• Data extract:
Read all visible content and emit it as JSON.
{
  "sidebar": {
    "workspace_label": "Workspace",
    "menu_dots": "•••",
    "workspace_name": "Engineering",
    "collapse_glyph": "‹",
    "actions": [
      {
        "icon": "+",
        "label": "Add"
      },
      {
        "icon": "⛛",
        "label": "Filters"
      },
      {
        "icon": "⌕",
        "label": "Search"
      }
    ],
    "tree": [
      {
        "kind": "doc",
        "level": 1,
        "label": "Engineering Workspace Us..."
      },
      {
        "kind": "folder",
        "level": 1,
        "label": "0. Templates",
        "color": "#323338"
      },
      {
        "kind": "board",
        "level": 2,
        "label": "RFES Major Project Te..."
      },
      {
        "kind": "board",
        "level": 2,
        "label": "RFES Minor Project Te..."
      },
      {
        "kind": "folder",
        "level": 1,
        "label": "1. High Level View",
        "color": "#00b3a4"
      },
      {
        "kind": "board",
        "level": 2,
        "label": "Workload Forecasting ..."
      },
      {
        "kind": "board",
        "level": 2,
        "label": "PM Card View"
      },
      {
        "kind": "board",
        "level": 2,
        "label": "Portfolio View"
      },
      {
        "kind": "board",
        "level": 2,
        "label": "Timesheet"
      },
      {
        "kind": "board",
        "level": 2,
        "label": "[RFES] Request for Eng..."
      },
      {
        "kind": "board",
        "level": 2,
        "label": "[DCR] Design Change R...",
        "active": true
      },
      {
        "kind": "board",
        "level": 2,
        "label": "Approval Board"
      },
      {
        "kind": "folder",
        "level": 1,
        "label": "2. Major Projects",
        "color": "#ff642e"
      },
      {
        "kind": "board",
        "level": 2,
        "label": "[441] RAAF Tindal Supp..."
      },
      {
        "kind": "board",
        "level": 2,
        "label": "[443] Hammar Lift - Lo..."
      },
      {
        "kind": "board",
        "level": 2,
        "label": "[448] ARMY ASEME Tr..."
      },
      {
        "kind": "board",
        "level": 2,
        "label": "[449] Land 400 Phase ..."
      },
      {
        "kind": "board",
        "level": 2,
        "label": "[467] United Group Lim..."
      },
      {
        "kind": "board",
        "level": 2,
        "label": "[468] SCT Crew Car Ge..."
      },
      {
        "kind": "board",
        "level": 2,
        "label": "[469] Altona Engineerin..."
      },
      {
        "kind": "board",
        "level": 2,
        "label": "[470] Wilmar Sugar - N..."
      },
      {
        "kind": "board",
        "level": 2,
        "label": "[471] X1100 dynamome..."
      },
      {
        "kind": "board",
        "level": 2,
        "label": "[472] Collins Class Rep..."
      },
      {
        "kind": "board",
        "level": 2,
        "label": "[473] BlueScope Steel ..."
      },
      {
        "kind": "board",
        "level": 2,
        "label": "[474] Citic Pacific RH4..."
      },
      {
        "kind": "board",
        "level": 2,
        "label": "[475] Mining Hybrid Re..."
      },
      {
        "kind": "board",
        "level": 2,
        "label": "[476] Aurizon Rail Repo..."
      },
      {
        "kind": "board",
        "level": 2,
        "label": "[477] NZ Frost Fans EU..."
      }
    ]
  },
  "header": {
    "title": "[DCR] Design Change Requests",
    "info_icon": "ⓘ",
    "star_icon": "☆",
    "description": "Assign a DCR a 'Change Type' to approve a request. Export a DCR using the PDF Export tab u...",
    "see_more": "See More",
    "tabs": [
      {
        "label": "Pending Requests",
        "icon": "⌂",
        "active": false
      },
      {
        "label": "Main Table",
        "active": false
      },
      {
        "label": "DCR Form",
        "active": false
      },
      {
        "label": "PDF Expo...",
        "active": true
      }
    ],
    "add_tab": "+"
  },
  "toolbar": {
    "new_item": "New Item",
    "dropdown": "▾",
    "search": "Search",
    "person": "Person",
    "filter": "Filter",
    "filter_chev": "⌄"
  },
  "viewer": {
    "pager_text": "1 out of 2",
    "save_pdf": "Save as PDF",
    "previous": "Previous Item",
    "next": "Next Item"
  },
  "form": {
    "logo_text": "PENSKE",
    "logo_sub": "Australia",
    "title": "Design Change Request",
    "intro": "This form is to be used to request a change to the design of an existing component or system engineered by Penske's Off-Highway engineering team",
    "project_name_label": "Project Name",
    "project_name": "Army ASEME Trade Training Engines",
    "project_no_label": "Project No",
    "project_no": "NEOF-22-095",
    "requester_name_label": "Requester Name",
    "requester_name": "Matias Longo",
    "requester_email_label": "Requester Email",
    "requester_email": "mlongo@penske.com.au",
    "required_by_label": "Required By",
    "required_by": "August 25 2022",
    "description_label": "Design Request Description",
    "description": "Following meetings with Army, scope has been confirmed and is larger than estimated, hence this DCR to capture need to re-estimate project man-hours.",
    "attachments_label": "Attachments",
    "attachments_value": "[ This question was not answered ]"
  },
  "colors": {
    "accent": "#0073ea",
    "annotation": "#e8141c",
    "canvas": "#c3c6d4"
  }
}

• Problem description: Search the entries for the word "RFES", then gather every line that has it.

• Answer to the problem:
        "label": "RFES Major Project Te..."
        "label": "RFES Minor Project Te..."
        "label": "[RFES] Request for Eng..."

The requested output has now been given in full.